BEGIN Recorded information

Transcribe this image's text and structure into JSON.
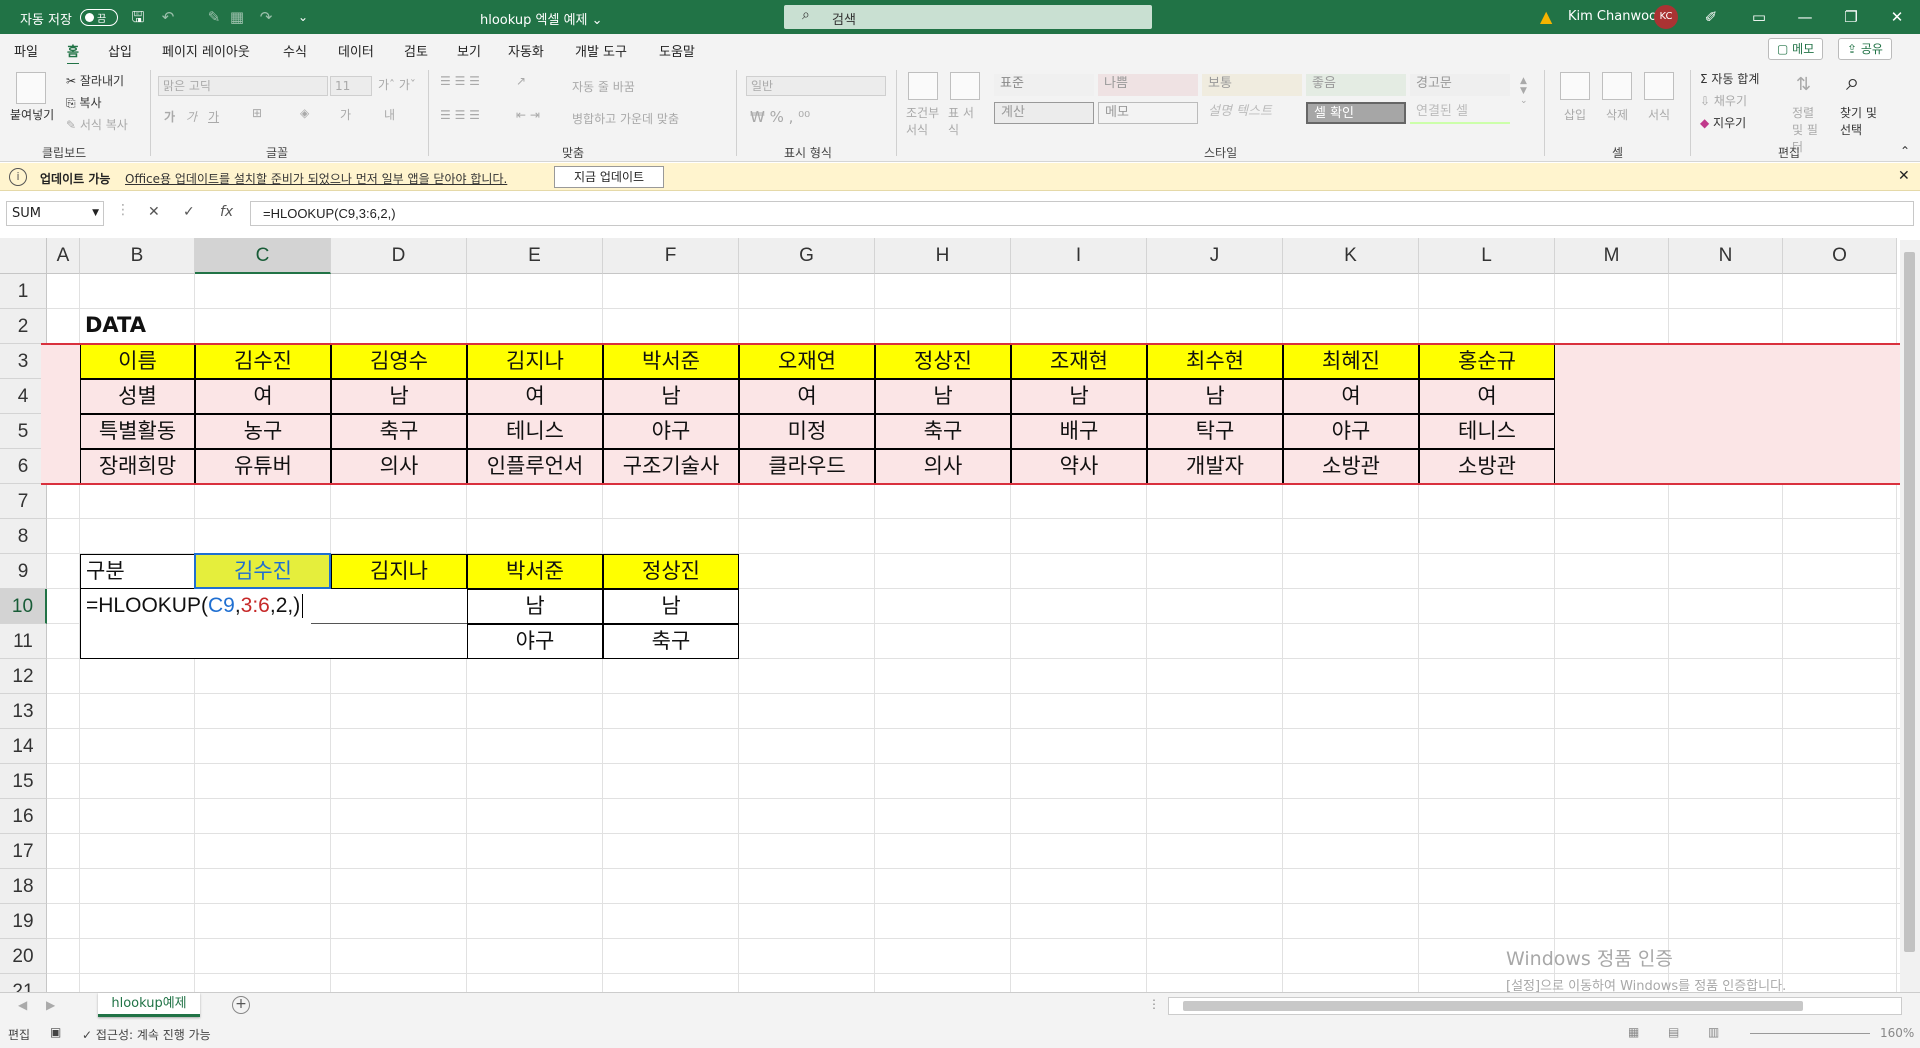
{
  "titlebar": {
    "autosave_label": "자동 저장",
    "autosave_state": "끔",
    "doc_title": "hlookup 엑셀 예제 ⌄",
    "search_placeholder": "검색",
    "user_name": "Kim Chanwoo",
    "user_initials": "KC"
  },
  "menu": {
    "tabs": [
      "파일",
      "홈",
      "삽입",
      "페이지 레이아웃",
      "수식",
      "데이터",
      "검토",
      "보기",
      "자동화",
      "개발 도구",
      "도움말"
    ],
    "active": "홈",
    "memo_label": "메모",
    "share_label": "공유"
  },
  "ribbon": {
    "clipboard": {
      "paste": "붙여넣기",
      "cut": "잘라내기",
      "copy": "복사",
      "format_painter": "서식 복사",
      "label": "클립보드"
    },
    "font": {
      "name": "맑은 고딕",
      "size": "11",
      "label": "글꼴"
    },
    "align": {
      "wrap": "자동 줄 바꿈",
      "merge": "병합하고 가운데 맞춤",
      "label": "맞춤"
    },
    "number": {
      "format": "일반",
      "label": "표시 형식"
    },
    "styles": {
      "cond_format": "조건부 서식",
      "table_format": "표 서식",
      "cells": [
        "표준",
        "나쁨",
        "보통",
        "좋음",
        "경고문",
        "계산",
        "메모",
        "설명 텍스트",
        "셀 확인",
        "연결된 셀"
      ],
      "label": "스타일"
    },
    "cells": {
      "insert": "삽입",
      "delete": "삭제",
      "format": "서식",
      "label": "셀"
    },
    "editing": {
      "autosum": "자동 합계",
      "fill": "채우기",
      "clear": "지우기",
      "sort": "정렬 및 필터",
      "find": "찾기 및 선택",
      "label": "편집"
    }
  },
  "infobar": {
    "title": "업데이트 가능",
    "message": "Office용 업데이트를 설치할 준비가 되었으나 먼저 일부 앱을 닫아야 합니다.",
    "button": "지금 업데이트"
  },
  "formulabar": {
    "namebox": "SUM",
    "formula": "=HLOOKUP(C9,3:6,2,)"
  },
  "grid": {
    "columns": [
      "A",
      "B",
      "C",
      "D",
      "E",
      "F",
      "G",
      "H",
      "I",
      "J",
      "K",
      "L",
      "M",
      "N",
      "O"
    ],
    "rows": [
      "1",
      "2",
      "3",
      "4",
      "5",
      "6",
      "7",
      "8",
      "9",
      "10",
      "11",
      "12",
      "13",
      "14",
      "15",
      "16",
      "17",
      "18",
      "19",
      "20",
      "21"
    ],
    "data_title": "DATA",
    "table": [
      [
        "이름",
        "김수진",
        "김영수",
        "김지나",
        "박서준",
        "오재연",
        "정상진",
        "조재현",
        "최수현",
        "최혜진",
        "홍순규"
      ],
      [
        "성별",
        "여",
        "남",
        "여",
        "남",
        "여",
        "남",
        "남",
        "남",
        "여",
        "여"
      ],
      [
        "특별활동",
        "농구",
        "축구",
        "테니스",
        "야구",
        "미정",
        "축구",
        "배구",
        "탁구",
        "야구",
        "테니스"
      ],
      [
        "장래희망",
        "유튜버",
        "의사",
        "인플루언서",
        "구조기술사",
        "클라우드",
        "의사",
        "약사",
        "개발자",
        "소방관",
        "소방관"
      ]
    ],
    "lookup_header": [
      "구분",
      "김수진",
      "김지나",
      "박서준",
      "정상진"
    ],
    "editing_formula": {
      "prefix": "=HLOOKUP(",
      "ref1": "C9",
      "comma1": ",",
      "ref2": "3:6",
      "suffix": ",2,)"
    },
    "row10_values": [
      "남",
      "남"
    ],
    "row11_values": [
      "야구",
      "축구"
    ],
    "ref_colors": {
      "ref1": "#1f6fd1",
      "ref2": "#c62828"
    }
  },
  "sheets": {
    "tabs": [
      "hlookup예제"
    ]
  },
  "statusbar": {
    "mode": "편집",
    "accessibility": "접근성: 계속 진행 가능",
    "zoom": "160%"
  },
  "watermark": {
    "line1": "Windows 정품 인증",
    "line2": "[설정]으로 이동하여 Windows를 정품 인증합니다."
  }
}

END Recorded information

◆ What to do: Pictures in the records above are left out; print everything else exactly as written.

◆ Answer:
Transcribe this image's text and structure into JSON.
{
  "titlebar": {
    "autosave_label": "자동 저장",
    "autosave_state": "끔",
    "doc_title": "hlookup 엑셀 예제 ⌄",
    "search_placeholder": "검색",
    "user_name": "Kim Chanwoo",
    "user_initials": "KC"
  },
  "menu": {
    "tabs": [
      "파일",
      "홈",
      "삽입",
      "페이지 레이아웃",
      "수식",
      "데이터",
      "검토",
      "보기",
      "자동화",
      "개발 도구",
      "도움말"
    ],
    "active": "홈",
    "memo_label": "메모",
    "share_label": "공유"
  },
  "ribbon": {
    "clipboard": {
      "paste": "붙여넣기",
      "cut": "잘라내기",
      "copy": "복사",
      "format_painter": "서식 복사",
      "label": "클립보드"
    },
    "font": {
      "name": "맑은 고딕",
      "size": "11",
      "label": "글꼴"
    },
    "align": {
      "wrap": "자동 줄 바꿈",
      "merge": "병합하고 가운데 맞춤",
      "label": "맞춤"
    },
    "number": {
      "format": "일반",
      "label": "표시 형식"
    },
    "styles": {
      "cond_format": "조건부 서식",
      "table_format": "표 서식",
      "cells": [
        "표준",
        "나쁨",
        "보통",
        "좋음",
        "경고문",
        "계산",
        "메모",
        "설명 텍스트",
        "셀 확인",
        "연결된 셀"
      ],
      "label": "스타일"
    },
    "cells": {
      "insert": "삽입",
      "delete": "삭제",
      "format": "서식",
      "label": "셀"
    },
    "editing": {
      "autosum": "자동 합계",
      "fill": "채우기",
      "clear": "지우기",
      "sort": "정렬 및 필터",
      "find": "찾기 및 선택",
      "label": "편집"
    }
  },
  "infobar": {
    "title": "업데이트 가능",
    "message": "Office용 업데이트를 설치할 준비가 되었으나 먼저 일부 앱을 닫아야 합니다.",
    "button": "지금 업데이트"
  },
  "formulabar": {
    "namebox": "SUM",
    "formula": "=HLOOKUP(C9,3:6,2,)"
  },
  "grid": {
    "columns": [
      "A",
      "B",
      "C",
      "D",
      "E",
      "F",
      "G",
      "H",
      "I",
      "J",
      "K",
      "L",
      "M",
      "N",
      "O"
    ],
    "rows": [
      "1",
      "2",
      "3",
      "4",
      "5",
      "6",
      "7",
      "8",
      "9",
      "10",
      "11",
      "12",
      "13",
      "14",
      "15",
      "16",
      "17",
      "18",
      "19",
      "20",
      "21"
    ],
    "data_title": "DATA",
    "table": [
      [
        "이름",
        "김수진",
        "김영수",
        "김지나",
        "박서준",
        "오재연",
        "정상진",
        "조재현",
        "최수현",
        "최혜진",
        "홍순규"
      ],
      [
        "성별",
        "여",
        "남",
        "여",
        "남",
        "여",
        "남",
        "남",
        "남",
        "여",
        "여"
      ],
      [
        "특별활동",
        "농구",
        "축구",
        "테니스",
        "야구",
        "미정",
        "축구",
        "배구",
        "탁구",
        "야구",
        "테니스"
      ],
      [
        "장래희망",
        "유튜버",
        "의사",
        "인플루언서",
        "구조기술사",
        "클라우드",
        "의사",
        "약사",
        "개발자",
        "소방관",
        "소방관"
      ]
    ],
    "lookup_header": [
      "구분",
      "김수진",
      "김지나",
      "박서준",
      "정상진"
    ],
    "editing_formula": {
      "prefix": "=HLOOKUP(",
      "ref1": "C9",
      "comma1": ",",
      "ref2": "3:6",
      "suffix": ",2,)"
    },
    "row10_values": [
      "남",
      "남"
    ],
    "row11_values": [
      "야구",
      "축구"
    ],
    "ref_colors": {
      "ref1": "#1f6fd1",
      "ref2": "#c62828"
    }
  },
  "sheets": {
    "tabs": [
      "hlookup예제"
    ]
  },
  "statusbar": {
    "mode": "편집",
    "accessibility": "접근성: 계속 진행 가능",
    "zoom": "160%"
  },
  "watermark": {
    "line1": "Windows 정품 인증",
    "line2": "[설정]으로 이동하여 Windows를 정품 인증합니다."
  }
}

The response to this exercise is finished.